At orientation, we introduced you to our common reading with a passage about a moment when Pat Conroy’s students are writing. Conroy’s essay prompt proves to be trickier than he expected for everybody: he remembers that he “asked the kids to write a paper briefly describing themselves, telling me everything about themselves that they felt was important, what they liked about themselves and what they didn’t like” (27). In some ways, the rest of the book traces Conroy’s response to watching his students work on their papers. “By not being able to tell me anything about themselves,” he concludes at this painful moment, “they were telling me everything” (27). As the year rolls on, however, he realizes that these students do have many stories to tell. Part of what “Mr. Conrack” has to learn is not just how to teach his students to tell their stories but also—and importantly—how to listen. Conroy’s snap decision to ask his students to put pen to paper that first day shapes many more choices he makes about his first few weeks and months at Yamacraw.
Conroy is not the only person to make important choices. In fact, some of the most memorable episodes in The Water Is Wide recall decision-making moments when other people express their sense of purpose. Like Pat Conroy, Bernie Schein has to decide what to do in the wake of Dr. King’s death. Mrs. Edna Graves has to decide if the children can leave home and go to Beaufort for Halloween and eventually to Washington, D.C. Dr. Piedmont and Mr. Bennington have to decide what to do with Yamacraw and finally with Conroy. Cindy, Ethel, Lincoln, Saul, and all the other students have to decide, on countless occasions, how to trust Conroy and how to teach him about the world they know on Yamacraw Island.
For the essay contest, we’d like to read your stories about decision-making moments that reveal what your sense of purpose is and how you claim it. While your essay can discuss a decision that a person makes in The Water Is Wide, it should use the text as a brief starting point before you turn to your own life and your own stories. So, feel free to begin with a passage that inspired, frustrated, or moved you—and connect it to a decision you have made in your life. Be sure to explain how and why this particular moment has become so meaningful to you. Your essay should be between 500 and 800 words. We know you can’t tell us everything about yourselves, but we do hope to learn about some of your most powerful stories.
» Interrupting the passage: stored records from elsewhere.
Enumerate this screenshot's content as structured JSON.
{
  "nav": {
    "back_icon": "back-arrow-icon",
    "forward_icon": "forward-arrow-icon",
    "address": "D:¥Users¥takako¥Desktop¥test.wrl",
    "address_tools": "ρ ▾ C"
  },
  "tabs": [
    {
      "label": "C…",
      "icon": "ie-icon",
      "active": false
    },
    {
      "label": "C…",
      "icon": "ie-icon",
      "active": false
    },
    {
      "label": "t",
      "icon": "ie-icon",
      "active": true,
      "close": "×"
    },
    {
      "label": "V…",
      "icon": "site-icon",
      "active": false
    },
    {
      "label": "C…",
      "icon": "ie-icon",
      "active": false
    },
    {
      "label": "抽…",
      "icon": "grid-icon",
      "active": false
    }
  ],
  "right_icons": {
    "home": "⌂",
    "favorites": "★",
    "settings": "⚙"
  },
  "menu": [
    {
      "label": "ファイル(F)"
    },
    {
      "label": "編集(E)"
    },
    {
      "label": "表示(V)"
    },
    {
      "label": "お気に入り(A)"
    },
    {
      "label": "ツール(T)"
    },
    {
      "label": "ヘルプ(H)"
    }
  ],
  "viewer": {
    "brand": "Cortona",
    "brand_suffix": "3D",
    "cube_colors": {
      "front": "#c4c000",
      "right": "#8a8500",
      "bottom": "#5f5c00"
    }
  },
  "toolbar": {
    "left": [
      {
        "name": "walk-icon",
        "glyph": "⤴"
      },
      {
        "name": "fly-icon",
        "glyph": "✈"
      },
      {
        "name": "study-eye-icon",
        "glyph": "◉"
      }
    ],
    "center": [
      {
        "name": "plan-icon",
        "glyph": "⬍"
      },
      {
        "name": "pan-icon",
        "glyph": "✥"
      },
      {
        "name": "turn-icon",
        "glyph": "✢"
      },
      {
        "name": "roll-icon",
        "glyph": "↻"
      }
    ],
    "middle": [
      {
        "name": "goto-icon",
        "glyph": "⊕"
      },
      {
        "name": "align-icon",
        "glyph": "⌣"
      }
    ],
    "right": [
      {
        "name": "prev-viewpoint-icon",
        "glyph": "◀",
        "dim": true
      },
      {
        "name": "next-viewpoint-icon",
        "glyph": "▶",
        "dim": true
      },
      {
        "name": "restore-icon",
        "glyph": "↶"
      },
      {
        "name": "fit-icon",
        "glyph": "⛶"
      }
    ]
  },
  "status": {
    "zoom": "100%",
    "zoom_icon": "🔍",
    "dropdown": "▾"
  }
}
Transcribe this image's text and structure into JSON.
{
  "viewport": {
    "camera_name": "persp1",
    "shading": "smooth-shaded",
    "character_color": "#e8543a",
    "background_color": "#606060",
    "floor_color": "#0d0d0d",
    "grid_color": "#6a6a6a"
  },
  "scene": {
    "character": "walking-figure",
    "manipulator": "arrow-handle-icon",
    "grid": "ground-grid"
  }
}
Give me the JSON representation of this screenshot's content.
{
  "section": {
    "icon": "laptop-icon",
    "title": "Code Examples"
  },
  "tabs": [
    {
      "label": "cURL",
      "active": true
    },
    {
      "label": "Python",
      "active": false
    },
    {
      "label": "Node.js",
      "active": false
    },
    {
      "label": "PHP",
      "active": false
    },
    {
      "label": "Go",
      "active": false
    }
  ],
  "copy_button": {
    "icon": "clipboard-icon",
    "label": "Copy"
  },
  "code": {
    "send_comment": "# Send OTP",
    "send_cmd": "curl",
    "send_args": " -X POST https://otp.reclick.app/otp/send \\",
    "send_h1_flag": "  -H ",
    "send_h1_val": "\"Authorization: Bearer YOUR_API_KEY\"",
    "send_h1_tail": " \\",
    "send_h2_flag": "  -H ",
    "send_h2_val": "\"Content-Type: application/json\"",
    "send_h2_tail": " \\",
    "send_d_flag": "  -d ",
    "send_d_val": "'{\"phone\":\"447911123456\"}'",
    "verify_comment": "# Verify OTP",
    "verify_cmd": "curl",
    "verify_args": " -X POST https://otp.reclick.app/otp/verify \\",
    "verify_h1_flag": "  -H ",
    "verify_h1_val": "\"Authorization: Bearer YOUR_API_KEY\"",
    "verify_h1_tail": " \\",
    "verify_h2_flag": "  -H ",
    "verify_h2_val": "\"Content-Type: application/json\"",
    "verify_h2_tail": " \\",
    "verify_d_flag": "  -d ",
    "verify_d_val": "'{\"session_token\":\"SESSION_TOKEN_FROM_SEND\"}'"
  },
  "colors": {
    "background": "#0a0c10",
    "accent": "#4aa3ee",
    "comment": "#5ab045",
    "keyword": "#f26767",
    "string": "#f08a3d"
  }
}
Essay Submissions are due to firstname.lastname@example.org no later than 5:00 PM on Friday, January 20th 2017. The contest winner will be invited to submit the essay for Student Research and Scholarship Day in April 2017.